- Transfers of Ownership: Tangible property can change hands through various means, including sale, gift, inheritance, or trade. Legal documentation is necessary to validate such transfers.
- Property Rights: Owners of tangible property have specific rights, such as the right to use, lease, sell, or bequeath the property. However, these rights may be subject to local laws and regulations.
- Obligations and Taxes: Property owners are typically responsible for property taxes, which fund local government services. Owners must also fulfill maintenance and upkeep obligations.
Management of Tangible Property
Managing tangible property is essential for preserving its value, ensuring its proper use, and maximizing its benefits. Whether you’re an individual homeowner or a business owner, effective management is crucial. Here are some key considerations:
- Property Maintenance: Regular maintenance is crucial to preserve the value and condition of tangible property. This includes tasks such as home repairs, vehicle maintenance, and equipment servicing.
- Property Taxes: Property owners must stay current on property taxes to avoid legal issues. Understanding local tax regulations and payment schedules is essential.
- Inventory Management: Businesses must maintain inventory control for tangible assets, tracking everything from office supplies to industrial machinery.
- Insurance: Property insurance protects against various risks, including damage, theft, and natural disasters. Property owners must have appropriate coverage in place.
- Leasing and Rental: Property owners can generate income by leasing or renting out tangible assets. This applies to homeowners who rent out rooms, businesses that lease equipment, and much more.

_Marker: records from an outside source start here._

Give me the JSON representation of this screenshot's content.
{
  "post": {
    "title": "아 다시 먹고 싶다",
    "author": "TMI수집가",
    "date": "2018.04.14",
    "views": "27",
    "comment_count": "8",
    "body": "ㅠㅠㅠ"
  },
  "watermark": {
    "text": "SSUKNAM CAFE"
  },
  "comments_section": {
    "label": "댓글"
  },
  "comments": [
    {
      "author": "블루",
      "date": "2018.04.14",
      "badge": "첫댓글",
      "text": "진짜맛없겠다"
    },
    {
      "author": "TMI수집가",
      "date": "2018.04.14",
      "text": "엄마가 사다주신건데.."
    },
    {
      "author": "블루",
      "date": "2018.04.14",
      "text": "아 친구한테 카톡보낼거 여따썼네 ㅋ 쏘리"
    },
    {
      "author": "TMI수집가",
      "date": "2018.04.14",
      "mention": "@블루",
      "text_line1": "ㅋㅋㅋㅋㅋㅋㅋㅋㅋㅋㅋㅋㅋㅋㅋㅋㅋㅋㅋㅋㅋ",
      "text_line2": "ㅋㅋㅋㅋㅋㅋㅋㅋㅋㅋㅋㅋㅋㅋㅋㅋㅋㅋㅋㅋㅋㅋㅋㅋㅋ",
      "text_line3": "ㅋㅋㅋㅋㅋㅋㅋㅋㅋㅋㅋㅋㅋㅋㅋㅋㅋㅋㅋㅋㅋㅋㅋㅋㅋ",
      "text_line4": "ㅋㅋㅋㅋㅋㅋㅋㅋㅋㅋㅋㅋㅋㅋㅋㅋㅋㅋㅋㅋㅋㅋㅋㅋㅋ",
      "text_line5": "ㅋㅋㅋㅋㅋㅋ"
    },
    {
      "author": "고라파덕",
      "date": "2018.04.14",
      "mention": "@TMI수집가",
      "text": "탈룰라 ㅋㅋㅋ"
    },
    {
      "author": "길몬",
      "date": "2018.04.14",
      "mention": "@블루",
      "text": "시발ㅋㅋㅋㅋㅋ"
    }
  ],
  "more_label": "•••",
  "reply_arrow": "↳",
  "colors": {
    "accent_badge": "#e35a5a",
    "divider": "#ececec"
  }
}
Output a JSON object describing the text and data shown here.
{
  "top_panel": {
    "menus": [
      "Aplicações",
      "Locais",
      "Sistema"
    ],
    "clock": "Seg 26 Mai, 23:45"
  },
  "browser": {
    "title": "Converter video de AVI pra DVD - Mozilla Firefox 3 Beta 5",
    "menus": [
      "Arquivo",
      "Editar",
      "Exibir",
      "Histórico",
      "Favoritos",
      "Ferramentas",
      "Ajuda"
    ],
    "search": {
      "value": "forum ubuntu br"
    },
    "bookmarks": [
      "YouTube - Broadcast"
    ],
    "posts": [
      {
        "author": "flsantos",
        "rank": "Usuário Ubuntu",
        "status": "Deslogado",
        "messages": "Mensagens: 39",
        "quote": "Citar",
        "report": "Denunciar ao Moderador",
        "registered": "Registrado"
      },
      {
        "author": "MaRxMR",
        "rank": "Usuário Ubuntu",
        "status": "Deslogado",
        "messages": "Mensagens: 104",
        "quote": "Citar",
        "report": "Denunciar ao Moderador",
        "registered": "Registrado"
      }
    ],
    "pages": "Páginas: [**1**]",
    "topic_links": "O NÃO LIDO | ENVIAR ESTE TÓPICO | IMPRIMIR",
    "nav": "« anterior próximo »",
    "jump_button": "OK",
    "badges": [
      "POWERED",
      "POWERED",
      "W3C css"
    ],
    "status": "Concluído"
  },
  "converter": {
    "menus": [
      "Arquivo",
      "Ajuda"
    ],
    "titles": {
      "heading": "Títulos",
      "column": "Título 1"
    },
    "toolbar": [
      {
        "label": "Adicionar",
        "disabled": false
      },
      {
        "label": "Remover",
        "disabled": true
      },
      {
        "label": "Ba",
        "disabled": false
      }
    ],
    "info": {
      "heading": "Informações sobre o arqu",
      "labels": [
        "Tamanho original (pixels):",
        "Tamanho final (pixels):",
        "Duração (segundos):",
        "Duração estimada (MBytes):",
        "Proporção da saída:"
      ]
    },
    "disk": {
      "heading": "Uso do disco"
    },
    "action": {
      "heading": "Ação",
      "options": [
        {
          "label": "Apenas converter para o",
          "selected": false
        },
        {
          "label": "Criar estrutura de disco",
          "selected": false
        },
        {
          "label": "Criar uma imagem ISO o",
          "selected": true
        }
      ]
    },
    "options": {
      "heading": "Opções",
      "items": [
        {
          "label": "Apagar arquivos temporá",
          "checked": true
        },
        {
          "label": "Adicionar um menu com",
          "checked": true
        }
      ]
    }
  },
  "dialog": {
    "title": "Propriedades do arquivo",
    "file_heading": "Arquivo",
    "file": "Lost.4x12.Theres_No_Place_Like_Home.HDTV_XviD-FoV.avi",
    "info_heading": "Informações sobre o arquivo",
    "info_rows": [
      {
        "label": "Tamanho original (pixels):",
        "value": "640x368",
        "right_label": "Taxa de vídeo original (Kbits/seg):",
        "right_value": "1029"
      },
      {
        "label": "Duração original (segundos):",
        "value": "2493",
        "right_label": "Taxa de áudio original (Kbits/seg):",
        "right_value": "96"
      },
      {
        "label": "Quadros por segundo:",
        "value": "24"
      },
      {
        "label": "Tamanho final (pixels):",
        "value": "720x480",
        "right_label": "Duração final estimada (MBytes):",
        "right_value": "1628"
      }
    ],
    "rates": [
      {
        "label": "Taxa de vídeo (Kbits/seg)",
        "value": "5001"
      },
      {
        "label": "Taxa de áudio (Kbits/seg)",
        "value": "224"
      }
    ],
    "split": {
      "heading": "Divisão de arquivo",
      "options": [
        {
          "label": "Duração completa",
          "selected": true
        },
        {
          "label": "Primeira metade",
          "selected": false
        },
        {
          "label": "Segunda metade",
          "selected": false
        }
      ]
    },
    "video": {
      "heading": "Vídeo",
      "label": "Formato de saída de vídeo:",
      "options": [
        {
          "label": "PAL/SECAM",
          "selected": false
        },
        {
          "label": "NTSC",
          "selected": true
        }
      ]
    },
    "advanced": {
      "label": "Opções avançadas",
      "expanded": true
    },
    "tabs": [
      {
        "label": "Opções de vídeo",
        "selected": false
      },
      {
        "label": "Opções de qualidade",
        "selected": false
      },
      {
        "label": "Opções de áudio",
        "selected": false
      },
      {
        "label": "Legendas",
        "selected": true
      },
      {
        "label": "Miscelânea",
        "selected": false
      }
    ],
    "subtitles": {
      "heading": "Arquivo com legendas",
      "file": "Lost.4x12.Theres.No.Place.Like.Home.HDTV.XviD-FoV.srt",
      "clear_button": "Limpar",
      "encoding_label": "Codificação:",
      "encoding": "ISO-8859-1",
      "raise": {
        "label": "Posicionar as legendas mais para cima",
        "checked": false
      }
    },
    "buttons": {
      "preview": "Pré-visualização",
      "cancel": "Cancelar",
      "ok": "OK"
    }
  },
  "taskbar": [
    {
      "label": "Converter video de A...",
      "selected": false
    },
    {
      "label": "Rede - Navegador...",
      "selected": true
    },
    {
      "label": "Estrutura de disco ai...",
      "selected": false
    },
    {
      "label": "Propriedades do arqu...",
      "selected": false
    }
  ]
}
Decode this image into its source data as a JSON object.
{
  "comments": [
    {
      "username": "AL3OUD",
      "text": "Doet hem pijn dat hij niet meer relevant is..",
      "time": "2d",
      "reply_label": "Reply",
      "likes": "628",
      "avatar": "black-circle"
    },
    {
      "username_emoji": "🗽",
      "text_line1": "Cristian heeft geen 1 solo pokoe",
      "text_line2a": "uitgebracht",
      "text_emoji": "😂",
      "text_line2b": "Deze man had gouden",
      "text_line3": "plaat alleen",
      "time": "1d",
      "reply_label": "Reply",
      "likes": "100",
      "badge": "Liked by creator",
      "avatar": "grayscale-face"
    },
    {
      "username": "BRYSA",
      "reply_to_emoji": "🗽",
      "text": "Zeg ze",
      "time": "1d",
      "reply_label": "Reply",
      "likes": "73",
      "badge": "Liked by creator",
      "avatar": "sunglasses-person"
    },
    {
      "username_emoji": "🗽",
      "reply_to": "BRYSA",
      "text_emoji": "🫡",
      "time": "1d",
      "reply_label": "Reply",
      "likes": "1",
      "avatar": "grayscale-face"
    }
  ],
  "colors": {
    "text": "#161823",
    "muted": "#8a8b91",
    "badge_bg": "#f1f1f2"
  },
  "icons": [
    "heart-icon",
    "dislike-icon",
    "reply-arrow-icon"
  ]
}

- Depreciation: Understanding the concept of depreciation is essential, especially for businesses. Depreciation reflects the decrease in the value of tangible assets over time, and it’s a factor in financial reporting and tax calculations.
- Compliance and Regulations: Property owners must adhere to local zoning laws and property regulations. Non-compliance can lead to legal issues.
The Significance of Tangible Property in Our Lives
Tangible property plays a significant and multifaceted role in our lives and society as a whole:
- Shelter and Comfort: Residential real estate provides shelter and a place to call home. It’s where we build our lives, create memories, and find comfort and security.
- Economic Impact: Tangible property significantly influences the economy. It drives the construction industry, creates jobs, and supports various businesses related to manufacturing, maintenance, and retail.
- Personal Expression: Tangible property, including personal possessions, allows us to express our tastes, preferences, and personal style. It’s an extension of our identity.
- Business Operations: In the business world, tangible assets like machinery, equipment, and real estate are essential for production, storage, and service delivery. They play a critical role in generating revenue and profitability.
- Asset Accumulation: For individuals and businesses, tangible property represents a significant part of their asset portfolio. It can be a source of financial security and wealth accumulation.
Tangible property, encompassing everything from homes and vehicles to business equipment and personal possessions, is an integral part of our daily lives and the global economy. Understanding the various types of tangible property, ownership rights, and the importance of effective management is crucial for individuals and businesses. Tangible property isn’t just the objects we own; it’s a fundamental aspect of our well-being, lifestyle, and economic vitality. By comprehending the intricacies of tangible property, we can make informed decisions, protect our investments, and contribute to the sustainable development of our communities.